But, really, how far could Ms. Parker have wandered from her beloved Magnolia Bakery?
Granted, she will not be two blocks away, as was the case with the theatrical couple’s current townhouse on Charles Street, but the Village is the
Village, even if the address has “East” in it.
Yesterday, The Observer reported that a mysterious buyer, the Heirloom Trust, had purchased a grand 25-foot-wide, 165-year-old Greek Revival-style townhouse at 20 East 10th Street for $18.995 million. This was a year after the trust had passed on a home two doors down, the Pen and Brush studios at 16 East 10th Street. Patrick Gavin, the Douglas Elliman broker who still has that listing, declined to reveal the buyer’s true identity, though he did note that the trust had walked because the home could not be delivered vacant at the time–a number of artists at the Pen and Brush had been fighting to save their studios.
They are gone now, as the listing loudly declares, which is rather ironic–had the trust held tight, it would have been able to move into a gold coast home by now, and The Observer might not have stumbled onto its identity. According to a source, Ms. Parker and Mr. Broderick were the ones prepared to buy the Pen and Brush. This person did not know if they had instead settled for the spread two doors down, but considering Ms. Parker’s business manager, Frank Selvaggi, is listed on the deed for 20 East 10th Street, well, The Observer is willing to wager our Sex in the City complete series box set that the stars did.
Mr. Selvaggi did not return requests for comment, but here is a YouTube video of the pair hammming it up at last fall’s Empire State Pride gala.

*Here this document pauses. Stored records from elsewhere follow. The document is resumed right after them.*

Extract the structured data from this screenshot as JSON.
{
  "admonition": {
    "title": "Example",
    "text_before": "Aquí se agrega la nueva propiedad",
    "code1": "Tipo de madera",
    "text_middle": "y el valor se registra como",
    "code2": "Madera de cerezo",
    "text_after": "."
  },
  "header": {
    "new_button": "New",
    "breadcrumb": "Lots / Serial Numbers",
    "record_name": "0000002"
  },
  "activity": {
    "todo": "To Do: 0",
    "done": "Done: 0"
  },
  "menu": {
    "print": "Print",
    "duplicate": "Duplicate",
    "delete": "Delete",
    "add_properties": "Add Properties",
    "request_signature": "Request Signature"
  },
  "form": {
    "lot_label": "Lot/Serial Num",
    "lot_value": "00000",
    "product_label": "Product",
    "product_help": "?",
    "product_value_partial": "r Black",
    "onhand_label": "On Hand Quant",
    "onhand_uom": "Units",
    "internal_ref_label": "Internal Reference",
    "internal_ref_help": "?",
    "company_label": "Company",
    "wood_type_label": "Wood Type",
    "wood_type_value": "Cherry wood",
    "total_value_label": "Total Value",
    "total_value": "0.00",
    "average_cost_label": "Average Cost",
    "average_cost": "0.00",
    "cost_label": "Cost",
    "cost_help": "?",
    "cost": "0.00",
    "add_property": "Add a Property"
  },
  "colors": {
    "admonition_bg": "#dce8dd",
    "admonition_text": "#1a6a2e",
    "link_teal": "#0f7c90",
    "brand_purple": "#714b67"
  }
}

The home was sold by Malaysian media mogul Cliff Ng and former model Farrah Summerford, who bought the townhouse in 2000 for $5.03 million, according to city records. Only the fourth buyers in the home’s history, they gave it a serious makeover, according to Corcoran broke Eileen Roberts‘ listing: “The current residents converted the property back to a single-family home in 2000-2001 and continue to meticulously maintain and update it. The design and usage of every inch of this 6800+’ space was thought out in advance, and no expense was spared in the extraordinary renovation.”
Among the new features that should come in handy for the celebrity buyers is “a Siedle Video Intercom System with 5 security cameras with on demand call-up and 24 hour time lapse recording which stores data for up to a month and/or it can burn the information on a disc. This monitoring system allows computer access from anywhere in the world.”
This would also help explain why Ms. Parker is still so worried about whether or not there is a full-service hospital in the neighborhood.